(more…)

Thursday Off-Topic (Moderated) Open Thread (102016)

Filed under: Lucid Links — Tom @ 6:00 am

This open thread is meant for commenters to post on items either briefly noted below (if any) or otherwise not covered at this blog. Rules are here.

Positivity: The Memorial of Moses reopens, where he viewed the Promised Land

Filed under: Positivity — Tom @ 5:55 am

From Amman, Jordan:

Oct 19, 2016 / 12:08 am

After 10 years of renovations the Memorial Sanctuary of Moses on Mount Nebo has reopened, highlighting the importance of sacred art and holy spaces in the preservation of the faith.

Mount Nebo is where, according to tradition, Moses beheld the Promised Land before his death. The 2,680 foot high ridge is located about 20 miles southwest of Amman, the Jordanian capital, and affords views of the West Bank and Jerusalem.

“Through religious art, men both celebrate their faith and leave a sign of it for future generations,” Cardinal Leonardo Sandri, prefect of the Congregation for the Oriental Churches, said at the celebration of the reopening Oct. 15. The cardinal was serving as papal envoy at the event.

“We wish to reaffirm here together the invaluable role of culture and art: they express the nobility of the soul of man of every age. Let us endeavor to commit ourselves to its preservation, especially when it expresses the tending of the human heart towards the Absolute.”

He said that “with this gesture, the Holy Father, to whom we turn our grateful thoughts, intends to pay tribute to the importance of this symbolic place, which serves as a crossroads of dialogue and encounter for the three great monotheistic religions, all of which were born in this beloved Middle East.”

“The figure of Moses, as a prophet, friend of God and giver of the law, is indeed held in high esteem by our Jewish, Christian and Muslim brothers.”

Jordan gained custody of the Holy Land in 1932 thanks to the presence of King Abdullah I, Cardinal Sandri noted.

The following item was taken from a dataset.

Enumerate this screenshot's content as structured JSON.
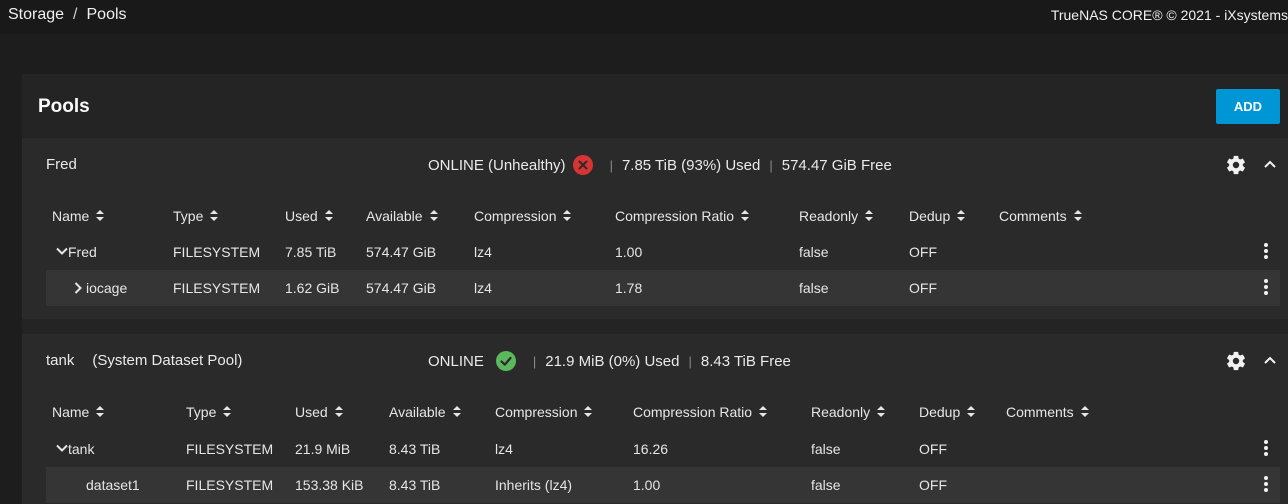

The Franciscans took charge of the ruins excavated by archaeologists from the Studium Biblicum Franciscanum in Jerusalem.

Despite disruptions of war, Cardinal Sandri said the intense work of the decades since then have made it possible to “bring to light the historical and spiritual treasures that this place holds, and which today are returned to Jordan and to humanity in a definitive and renewed installation.”

In a time when many treasures of religious history from the region are being looted or destroyed, such as the tomb of the prophet Jonah, Cardinal Sandri expressed his gratitude and appreciation for all those who dedicated themselves to the cause of reopening the memorial.

From Mount Nebo, Cardinal Sandri said, “our gaze reaches to the lands that we inwardly contemplate.”

“The Kingdom of Jordan, which, extending its boundaries nearly to this mountain, has become in recent years a place of welcome, hospitality and healing for thousands of refugees and exiles from the suffering lands of Palestine, Syria and Iraq.”

The shrine is a place “of healing for souls and bodies, and a place of refuge for all who come here from every part, afflicted in soul and burdened by all manner of bodily suffering,” Cardinal Sandri said, quoting a text from the 5th century. …

Go here for the rest of the story.